And this was my complete answer:
As I began saying in public appearances two years ago, the “War on Whores” is the new “War on Drugs”. It serves exactly the same functions as the War on Drugs: as an all-purpose excuse for mass surveillance, mass incarceration, aggressive policing, asset forfeiture, social controls, universal criminality, etc. And like the Drug War, useful idiots can be counted on to support it “for the children”. Take a look at nearly any law purported to fight “sex trafficking” (which has become nothing more than a dysphemism for sex work) and you’ll find that it’s essentially a drug war law with new terminology…the ridiculously-long sentences, the harsh corollary penalties, the brainwashing of “victims” under the guise of “rehabilitation”, the surveillance measures, the artificial sense of urgency (“it’s a growing problem!”), the disproportionate enforcement vs. minorities & the poor, and ESPECIALLY the asset seizure*. So it doesn’t surprise me that an ambitious politician in Florida (one of the three states – the other two being Arizona & Washington – which has come up with the most terrifying & profoundly stupid anti-whore laws of the past few years) came up with yet another asinine & tyrannical proposal to infringe upon the rights of individuals to own & control their own bodies & lives; Florida has, after all, been at the forefront of such efforts (previously in “Drug War” guise) since at least the ‘80s.

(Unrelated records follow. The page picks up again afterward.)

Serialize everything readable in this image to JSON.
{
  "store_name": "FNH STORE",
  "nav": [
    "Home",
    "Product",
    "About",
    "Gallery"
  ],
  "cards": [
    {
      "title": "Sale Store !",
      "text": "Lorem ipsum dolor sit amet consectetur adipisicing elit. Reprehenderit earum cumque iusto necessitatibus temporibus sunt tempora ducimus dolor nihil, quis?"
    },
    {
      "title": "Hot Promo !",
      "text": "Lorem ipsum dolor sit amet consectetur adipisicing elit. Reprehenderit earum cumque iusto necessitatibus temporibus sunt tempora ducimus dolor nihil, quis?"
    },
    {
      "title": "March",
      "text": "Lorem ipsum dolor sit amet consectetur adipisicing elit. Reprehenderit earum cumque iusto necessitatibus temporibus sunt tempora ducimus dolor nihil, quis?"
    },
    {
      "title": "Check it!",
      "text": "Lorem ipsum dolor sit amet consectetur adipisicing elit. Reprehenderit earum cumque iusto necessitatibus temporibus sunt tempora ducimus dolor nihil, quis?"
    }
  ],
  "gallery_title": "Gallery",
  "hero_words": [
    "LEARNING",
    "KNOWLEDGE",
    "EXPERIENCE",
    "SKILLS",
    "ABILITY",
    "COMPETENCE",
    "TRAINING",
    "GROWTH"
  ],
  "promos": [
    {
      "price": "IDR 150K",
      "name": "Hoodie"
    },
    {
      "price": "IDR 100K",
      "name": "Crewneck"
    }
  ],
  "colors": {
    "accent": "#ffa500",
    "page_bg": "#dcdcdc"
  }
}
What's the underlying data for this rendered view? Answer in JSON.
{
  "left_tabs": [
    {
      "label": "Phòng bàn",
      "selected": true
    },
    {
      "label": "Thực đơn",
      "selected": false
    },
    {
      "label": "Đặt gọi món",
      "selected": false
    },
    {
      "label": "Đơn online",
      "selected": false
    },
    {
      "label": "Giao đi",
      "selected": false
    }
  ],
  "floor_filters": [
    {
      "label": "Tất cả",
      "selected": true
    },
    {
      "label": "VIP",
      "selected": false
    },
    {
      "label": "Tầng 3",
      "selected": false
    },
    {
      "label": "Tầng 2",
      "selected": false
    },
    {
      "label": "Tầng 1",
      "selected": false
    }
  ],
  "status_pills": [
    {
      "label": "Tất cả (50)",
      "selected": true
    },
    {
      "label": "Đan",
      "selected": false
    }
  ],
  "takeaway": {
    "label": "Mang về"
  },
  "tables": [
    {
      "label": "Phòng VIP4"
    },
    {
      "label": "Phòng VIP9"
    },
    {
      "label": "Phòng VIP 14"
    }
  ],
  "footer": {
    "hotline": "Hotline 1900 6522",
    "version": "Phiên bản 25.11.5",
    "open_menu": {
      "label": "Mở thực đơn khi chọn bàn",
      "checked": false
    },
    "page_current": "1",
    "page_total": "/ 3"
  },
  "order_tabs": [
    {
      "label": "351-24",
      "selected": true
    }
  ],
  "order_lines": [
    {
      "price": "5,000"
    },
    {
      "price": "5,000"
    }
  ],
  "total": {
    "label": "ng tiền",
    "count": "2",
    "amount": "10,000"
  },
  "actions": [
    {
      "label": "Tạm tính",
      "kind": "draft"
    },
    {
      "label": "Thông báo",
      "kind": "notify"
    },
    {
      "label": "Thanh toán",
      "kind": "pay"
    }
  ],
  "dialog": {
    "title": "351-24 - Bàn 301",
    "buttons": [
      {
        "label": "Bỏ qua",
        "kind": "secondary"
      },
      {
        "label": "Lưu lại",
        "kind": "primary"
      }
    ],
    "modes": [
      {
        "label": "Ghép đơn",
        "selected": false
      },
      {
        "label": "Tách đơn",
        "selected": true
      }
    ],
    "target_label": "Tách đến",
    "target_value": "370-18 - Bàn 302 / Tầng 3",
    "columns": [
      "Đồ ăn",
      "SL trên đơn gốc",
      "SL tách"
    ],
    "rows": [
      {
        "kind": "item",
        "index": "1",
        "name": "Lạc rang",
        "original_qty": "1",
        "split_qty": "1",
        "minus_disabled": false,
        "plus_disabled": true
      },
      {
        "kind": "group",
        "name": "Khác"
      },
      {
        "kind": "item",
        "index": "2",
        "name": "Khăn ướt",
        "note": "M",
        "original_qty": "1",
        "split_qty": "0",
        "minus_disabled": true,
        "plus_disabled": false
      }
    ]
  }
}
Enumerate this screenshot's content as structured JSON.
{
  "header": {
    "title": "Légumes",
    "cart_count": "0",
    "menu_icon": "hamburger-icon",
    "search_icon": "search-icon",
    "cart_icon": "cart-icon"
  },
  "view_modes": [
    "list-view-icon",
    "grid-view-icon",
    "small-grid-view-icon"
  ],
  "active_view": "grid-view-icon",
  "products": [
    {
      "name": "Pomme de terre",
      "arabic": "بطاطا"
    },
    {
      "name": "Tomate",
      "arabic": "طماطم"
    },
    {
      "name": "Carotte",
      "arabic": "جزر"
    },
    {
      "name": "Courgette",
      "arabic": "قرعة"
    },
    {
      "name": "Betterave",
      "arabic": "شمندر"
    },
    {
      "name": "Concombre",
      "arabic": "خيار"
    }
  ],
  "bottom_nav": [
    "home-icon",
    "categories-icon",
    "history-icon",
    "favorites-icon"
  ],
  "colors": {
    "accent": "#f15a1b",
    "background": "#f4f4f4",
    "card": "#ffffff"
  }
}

One more thing: as with powder cocaine vs crack, politicians make sure that THEIR version of a vice isn’t the one targeted as much as OTHER people’s versions; mistresses, sugar babies & so-called “high class” escorts like me aren’t the ones being targeted by these anti-whore campaigns because politicians employ us & don’t wish to be hoist with their own petards. Instead, the extramarital sex favored by poor & working-class men, such as street workers, massage parlors & Backpage girls, are the ones which are demonized and subjected to horrific “sting” operations.
*Elizabeth Nolan Brown has also written about this:
In our phone conversation later that afternoon we covered several more points, the most important of which was first brought up by Mistress Matisse: given that asset forfeiture doesn’t require a criminal conviction, what’s to stop disgruntled boyfriends and estranged husbands from accusing their exes of prostitution so they can bankrupt them and steal half of their possessions? For that matter, what’s to stop jealous neighbors from doing the same? As I’ve pointed out many times, “evidence of prostitution” is whatever the cops say it is; this insane law would literally be an excuse to rob anyone blind. Given that the single quote which made it into the final story was “It would incentivize false claims,” I reckon the reporter wasn’t really listening to the rest of what I said; he seems to have been much more interested in criticizing one particular stupid, evil idea from one particular power-mad politician than in analyzing the greater fabric of universal criminality of which Rubio’s proposal is an intrinsic part. And since that kind of narrow, partisan focus is not at all unusual among journalists, it should be obvious why activists need to be careful of what we say to them.